Getting a positive BRCA2 (mutation in a gene that puts you at a much higher risk for getting cancer) result has changed my life. Between my mom’s current battle with ovarian cancer, and my sister and my positive BRCA results, I can say without exaggeration I think about cancer every single day.
I wonder if deadly cancer cells are quietly destroying my healthy cells. Morbid right? I wish I could make the thoughts go away. I have to remind myself daily – you don’t have cancer, you may never get cancer. But, my mind still wanders to what if?
I’ve seen more doctors in the last two months than I’ve seen in my whole life. All of them recommend getting a bilateral mastectomy and a bilateral salpingo-oophorectomy or BSO (removal of fallopian tubes and ovaries). If you do these things you basically (hopefully?) get yourself out of the high risk category. Seems like a difficult, but obvious decision right?

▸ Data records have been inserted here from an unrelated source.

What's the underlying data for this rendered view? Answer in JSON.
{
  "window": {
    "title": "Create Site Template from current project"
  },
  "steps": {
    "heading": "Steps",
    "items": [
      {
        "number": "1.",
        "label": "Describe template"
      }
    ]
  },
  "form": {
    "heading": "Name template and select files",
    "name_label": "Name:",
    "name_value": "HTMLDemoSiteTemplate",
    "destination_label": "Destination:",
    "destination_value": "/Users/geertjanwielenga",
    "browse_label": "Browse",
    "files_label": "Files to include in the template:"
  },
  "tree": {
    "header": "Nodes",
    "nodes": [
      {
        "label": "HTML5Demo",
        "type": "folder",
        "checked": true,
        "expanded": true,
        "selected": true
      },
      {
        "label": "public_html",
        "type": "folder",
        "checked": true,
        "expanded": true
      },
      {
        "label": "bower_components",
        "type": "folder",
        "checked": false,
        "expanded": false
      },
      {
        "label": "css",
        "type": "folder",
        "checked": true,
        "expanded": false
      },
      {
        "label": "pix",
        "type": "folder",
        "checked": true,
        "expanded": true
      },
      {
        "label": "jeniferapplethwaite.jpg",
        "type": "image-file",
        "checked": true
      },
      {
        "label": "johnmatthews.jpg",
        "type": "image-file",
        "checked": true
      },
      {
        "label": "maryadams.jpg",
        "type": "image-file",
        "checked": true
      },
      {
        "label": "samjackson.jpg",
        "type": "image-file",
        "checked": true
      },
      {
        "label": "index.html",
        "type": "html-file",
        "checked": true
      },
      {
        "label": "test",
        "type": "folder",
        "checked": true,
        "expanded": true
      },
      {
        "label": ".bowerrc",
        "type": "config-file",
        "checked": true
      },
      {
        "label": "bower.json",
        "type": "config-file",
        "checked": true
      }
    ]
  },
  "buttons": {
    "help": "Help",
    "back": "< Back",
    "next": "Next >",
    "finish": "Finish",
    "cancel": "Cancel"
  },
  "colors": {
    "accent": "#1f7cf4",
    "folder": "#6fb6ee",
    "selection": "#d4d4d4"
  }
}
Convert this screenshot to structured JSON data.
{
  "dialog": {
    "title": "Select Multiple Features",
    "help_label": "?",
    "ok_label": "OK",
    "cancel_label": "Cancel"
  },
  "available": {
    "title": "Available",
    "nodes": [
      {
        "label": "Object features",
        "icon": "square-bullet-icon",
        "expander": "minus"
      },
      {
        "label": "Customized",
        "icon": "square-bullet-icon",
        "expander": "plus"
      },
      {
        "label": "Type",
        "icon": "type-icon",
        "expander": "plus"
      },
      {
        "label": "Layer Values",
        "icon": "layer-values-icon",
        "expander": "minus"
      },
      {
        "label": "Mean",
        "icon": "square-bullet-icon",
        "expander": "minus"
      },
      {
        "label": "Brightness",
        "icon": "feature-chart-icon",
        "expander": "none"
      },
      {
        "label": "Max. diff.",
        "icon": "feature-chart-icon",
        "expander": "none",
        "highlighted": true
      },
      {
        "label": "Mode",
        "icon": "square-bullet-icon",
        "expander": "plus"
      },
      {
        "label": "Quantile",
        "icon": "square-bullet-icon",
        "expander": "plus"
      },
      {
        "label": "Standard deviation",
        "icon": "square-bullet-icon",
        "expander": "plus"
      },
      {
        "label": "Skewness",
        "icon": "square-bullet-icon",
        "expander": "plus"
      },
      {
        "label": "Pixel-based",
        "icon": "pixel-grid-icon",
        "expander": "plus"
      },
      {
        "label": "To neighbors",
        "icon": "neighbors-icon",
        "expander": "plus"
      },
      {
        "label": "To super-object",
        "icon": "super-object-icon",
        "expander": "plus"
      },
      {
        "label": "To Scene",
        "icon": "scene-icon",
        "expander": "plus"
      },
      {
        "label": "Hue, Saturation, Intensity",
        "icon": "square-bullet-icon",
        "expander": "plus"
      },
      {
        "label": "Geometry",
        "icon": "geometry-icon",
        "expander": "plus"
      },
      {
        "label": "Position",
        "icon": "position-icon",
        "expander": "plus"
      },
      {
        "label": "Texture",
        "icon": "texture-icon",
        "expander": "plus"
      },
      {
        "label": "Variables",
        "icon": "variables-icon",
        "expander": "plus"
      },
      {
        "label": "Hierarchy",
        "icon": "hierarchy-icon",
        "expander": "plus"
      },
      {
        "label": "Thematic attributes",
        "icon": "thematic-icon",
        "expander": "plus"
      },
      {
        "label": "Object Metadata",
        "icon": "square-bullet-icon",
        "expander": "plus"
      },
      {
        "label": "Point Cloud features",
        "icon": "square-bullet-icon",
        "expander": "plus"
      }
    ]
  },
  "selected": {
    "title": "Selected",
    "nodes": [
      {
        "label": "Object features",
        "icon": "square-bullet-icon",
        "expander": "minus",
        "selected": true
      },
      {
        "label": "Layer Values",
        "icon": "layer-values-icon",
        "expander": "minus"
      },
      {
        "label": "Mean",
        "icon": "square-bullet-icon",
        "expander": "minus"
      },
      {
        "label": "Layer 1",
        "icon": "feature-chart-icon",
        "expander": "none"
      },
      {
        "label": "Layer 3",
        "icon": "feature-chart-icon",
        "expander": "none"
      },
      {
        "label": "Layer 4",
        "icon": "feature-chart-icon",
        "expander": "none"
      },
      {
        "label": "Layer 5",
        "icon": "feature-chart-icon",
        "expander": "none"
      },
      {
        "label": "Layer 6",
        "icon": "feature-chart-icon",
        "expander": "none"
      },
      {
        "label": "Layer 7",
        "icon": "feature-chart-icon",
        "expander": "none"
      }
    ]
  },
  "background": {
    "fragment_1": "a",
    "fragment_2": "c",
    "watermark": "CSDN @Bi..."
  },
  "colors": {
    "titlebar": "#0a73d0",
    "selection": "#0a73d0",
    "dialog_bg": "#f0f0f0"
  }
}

It’s not, for me anyway.
When I was waiting for my DNA results to come back, I decided if it came back positive, I would aggressively counter it with the preventative surgical options. It’s easy to make that decision when you secretly believe your test will come back negative. But, it didn’t and now I’m not so sure.
I will be getting the BSO surgery because at this time there are no reliable screenings for ovarian cancer and by the time you have any symptoms it’s usually pretty advanced. Maybe because I’m watching my mom battle ovarian cancer this decision was easier. I don’t want to go through what she’s going through.
But, the mastectomy decision is much more difficult. It feels so drastic to me. I’ve seen (and spoken with) so many brave, warrior BRCA women on Instagram who have opted for the full preventative surgeries and I’m awed by their courage and I respect their decision and resolve. But, for me, my mind keeps screaming – I don’t have cancer! Why do I have to do this?
The surgery is not easy, the recovery is long and painful and like any surgery there can be complications afterwards. But, it does lower your risk of getting breast cancer – by a lot. It seems to give most women some peace of mind to move on and live their best life. That’s not a small thing and obviously it appeals to me.
All that being said, I’m leaning towards surveillance screenings twice a year (MRI and mammogram). Many people don’t choose this option because basically you’re just trying to catch the cancer early when it’s easier to treat. But, twice a year you’ll be waiting for results to hear if you have cancer. Can I live that way? Do I want to? I don’t know.
If I get a result back that shows cancer I’d immediately opt for the mastectomy because in my mind the decision would be taken away. But, will I spend every day stressing over cancer? I don’t want to. I want to live a full life and I appreciate my health now more than I ever have before.
I haven’t made a final decision on the mastectomy, but for now I have an MRI scheduled for November and I’ve already had one clear mammogram. I suppose I’ll see how screenings feel mentally and go from there.
So now I’m focusing on the surgery I will be having. I’m waiting for insurance authorization for the consultation and BSO procedure at City of Hope. It’s also an odd feeling to spend so much time in hospitals and centers where people are vigilantly fighting cancer and I walk in healthy with a report showing I’ve got some obscure mutant gene. Their bravery and battle makes my indecision and angst feel so weak and lame. I’m trying to prevent what they’re going through. I should just stop my whining and be thankful science has given us the knowledge and ability to be cancer-free while making preventative choices that could save our lives.
Anyway, I fully realize this isn’t the most fun blog post I’ve ever written, but if one scared and confused person stumbles across it and feels less alone than it’s worth it.